Mexico, Canada possibly exempt

WASHINGTON — The White House said Wednesday that Mexico, Canada and other countries may be spared from President Donald Trump’s planned steel and aluminum tariffs under national security “carve-outs,” a move that could soften the blow amid threats of retaliation by trading partners and dire economic warnings from lawmakers and business groups.

Press secretary Sarah Huckabee Sanders told reporters the exemptions would be made on a “case by case” and “country by country” basis, a reversal from the policy articulated by the White House just days ago that there would be no exemptions from Trump’s plan.

The announcement came as congressional Republicans and business groups braced for the impact of expected tariffs of 25 percent on imported steel and 10 percent on aluminum, appearing resigned to additional protectionist trade actions as Trump signaled upcoming economic battles with China.

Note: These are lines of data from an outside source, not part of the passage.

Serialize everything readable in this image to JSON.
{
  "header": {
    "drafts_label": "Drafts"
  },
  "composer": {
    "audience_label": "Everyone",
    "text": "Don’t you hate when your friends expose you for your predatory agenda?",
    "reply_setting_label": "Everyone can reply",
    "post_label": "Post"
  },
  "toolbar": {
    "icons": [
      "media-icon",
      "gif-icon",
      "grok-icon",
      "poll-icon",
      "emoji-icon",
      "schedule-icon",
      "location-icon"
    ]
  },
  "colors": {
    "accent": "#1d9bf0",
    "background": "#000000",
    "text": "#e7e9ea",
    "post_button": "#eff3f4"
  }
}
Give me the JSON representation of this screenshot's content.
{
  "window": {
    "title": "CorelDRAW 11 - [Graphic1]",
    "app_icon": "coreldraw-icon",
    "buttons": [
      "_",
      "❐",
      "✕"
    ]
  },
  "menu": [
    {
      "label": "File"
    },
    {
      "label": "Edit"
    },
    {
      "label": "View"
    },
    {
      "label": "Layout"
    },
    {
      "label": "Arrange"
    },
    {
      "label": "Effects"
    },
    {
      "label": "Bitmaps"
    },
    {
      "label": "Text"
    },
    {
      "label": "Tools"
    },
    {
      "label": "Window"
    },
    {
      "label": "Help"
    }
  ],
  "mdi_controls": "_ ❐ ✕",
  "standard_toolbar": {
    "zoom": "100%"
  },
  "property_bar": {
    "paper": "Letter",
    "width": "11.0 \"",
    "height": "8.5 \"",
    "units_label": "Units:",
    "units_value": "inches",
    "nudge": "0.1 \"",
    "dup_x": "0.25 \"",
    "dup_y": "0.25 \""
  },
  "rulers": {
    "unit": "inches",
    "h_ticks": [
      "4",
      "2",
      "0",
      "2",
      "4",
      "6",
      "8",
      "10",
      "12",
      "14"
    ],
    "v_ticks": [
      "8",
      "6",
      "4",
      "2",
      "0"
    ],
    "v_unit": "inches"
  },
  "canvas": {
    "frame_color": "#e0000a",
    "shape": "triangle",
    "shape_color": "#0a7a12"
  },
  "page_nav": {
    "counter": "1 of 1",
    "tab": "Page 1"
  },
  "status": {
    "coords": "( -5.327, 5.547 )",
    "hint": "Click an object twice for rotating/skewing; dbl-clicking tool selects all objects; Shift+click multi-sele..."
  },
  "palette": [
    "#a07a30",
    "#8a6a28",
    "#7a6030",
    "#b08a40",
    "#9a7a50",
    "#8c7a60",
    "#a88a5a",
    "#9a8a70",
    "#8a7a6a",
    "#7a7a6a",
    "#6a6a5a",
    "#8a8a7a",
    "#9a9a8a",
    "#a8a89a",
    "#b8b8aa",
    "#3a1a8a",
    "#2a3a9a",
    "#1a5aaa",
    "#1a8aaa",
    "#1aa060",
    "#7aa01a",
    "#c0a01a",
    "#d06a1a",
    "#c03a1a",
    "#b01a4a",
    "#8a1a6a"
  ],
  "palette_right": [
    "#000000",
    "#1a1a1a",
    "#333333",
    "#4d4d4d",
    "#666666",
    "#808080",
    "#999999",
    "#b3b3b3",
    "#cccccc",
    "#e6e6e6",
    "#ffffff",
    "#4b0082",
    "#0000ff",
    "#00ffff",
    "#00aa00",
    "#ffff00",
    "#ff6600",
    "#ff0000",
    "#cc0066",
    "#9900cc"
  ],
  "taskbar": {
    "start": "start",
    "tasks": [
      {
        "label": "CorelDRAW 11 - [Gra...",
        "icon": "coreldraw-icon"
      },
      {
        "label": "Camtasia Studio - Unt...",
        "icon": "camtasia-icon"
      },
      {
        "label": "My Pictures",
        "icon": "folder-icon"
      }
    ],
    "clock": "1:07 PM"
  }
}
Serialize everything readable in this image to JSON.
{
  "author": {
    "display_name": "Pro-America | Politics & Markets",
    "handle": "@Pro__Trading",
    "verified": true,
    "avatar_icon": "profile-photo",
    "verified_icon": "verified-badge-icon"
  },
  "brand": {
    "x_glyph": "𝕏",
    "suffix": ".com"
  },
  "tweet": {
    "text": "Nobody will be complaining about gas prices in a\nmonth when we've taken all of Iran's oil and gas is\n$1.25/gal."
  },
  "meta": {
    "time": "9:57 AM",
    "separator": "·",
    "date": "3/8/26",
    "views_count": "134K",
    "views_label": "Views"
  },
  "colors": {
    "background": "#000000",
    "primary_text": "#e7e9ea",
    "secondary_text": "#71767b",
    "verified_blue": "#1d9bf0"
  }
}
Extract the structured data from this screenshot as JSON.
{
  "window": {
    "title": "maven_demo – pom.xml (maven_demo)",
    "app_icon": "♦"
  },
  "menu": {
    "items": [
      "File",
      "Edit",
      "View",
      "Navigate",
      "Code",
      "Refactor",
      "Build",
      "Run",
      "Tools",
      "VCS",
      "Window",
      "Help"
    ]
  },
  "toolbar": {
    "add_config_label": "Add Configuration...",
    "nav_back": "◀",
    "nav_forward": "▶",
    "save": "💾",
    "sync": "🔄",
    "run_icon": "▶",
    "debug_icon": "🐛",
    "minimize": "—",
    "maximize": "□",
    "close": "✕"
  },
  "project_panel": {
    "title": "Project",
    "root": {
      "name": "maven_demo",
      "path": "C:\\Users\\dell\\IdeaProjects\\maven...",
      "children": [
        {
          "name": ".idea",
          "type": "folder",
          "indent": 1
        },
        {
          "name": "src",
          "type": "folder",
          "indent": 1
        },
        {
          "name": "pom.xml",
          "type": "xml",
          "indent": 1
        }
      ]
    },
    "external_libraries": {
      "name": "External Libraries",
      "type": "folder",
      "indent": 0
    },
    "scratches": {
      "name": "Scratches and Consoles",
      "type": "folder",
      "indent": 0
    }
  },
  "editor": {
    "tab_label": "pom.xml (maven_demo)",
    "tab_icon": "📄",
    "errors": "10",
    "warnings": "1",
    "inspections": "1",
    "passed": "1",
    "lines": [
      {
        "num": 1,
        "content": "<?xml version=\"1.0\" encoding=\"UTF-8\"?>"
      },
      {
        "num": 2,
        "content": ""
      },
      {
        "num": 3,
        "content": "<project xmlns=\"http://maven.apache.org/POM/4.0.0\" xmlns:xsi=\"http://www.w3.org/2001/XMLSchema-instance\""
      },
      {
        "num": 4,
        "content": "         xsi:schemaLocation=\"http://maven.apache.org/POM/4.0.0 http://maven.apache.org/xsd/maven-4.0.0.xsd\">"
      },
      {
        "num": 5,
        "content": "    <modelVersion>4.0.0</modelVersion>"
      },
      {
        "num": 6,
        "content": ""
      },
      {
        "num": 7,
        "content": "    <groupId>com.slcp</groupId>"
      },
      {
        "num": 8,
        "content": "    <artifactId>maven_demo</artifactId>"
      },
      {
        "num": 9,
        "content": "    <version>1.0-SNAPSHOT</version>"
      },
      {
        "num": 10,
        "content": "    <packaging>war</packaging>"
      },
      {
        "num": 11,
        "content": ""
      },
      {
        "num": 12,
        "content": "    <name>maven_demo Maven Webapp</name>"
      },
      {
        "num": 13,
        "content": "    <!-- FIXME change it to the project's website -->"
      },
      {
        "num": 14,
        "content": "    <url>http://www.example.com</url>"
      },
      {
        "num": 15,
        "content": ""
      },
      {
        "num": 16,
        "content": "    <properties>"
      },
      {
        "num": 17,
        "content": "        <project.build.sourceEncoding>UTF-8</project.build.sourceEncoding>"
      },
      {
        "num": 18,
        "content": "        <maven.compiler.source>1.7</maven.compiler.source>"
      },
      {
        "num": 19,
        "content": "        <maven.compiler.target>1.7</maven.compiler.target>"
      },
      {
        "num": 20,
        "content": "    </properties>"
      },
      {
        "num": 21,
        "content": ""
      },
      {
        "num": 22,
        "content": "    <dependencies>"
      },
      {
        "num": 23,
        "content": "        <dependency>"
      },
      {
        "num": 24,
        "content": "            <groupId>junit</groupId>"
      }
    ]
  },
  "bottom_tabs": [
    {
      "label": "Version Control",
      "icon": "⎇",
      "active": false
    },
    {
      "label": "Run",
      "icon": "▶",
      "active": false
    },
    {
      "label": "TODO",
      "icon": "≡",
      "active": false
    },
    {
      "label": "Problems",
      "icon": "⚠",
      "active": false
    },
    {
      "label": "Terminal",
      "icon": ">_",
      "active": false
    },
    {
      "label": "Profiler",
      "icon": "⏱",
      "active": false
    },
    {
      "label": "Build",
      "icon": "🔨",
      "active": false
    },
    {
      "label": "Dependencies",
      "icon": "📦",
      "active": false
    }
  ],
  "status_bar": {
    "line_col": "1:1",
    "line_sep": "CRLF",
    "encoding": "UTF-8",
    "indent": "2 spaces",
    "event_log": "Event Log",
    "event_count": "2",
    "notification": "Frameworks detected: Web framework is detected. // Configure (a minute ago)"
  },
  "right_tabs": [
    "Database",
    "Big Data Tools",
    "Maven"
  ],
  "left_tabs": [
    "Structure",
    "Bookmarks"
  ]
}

The looming departure of White House economic adviser Gary Cohn, a former Goldman Sachs executive who has opposed the promised tariffs, set off anxiety among business leaders and investors worried about a potential trade war.

“We urge you to reconsider the idea of broad tariffs to avoid unintended negative consequences to the U.S. economy and its workers,” 107 House Republicans wrote in a letter to Trump.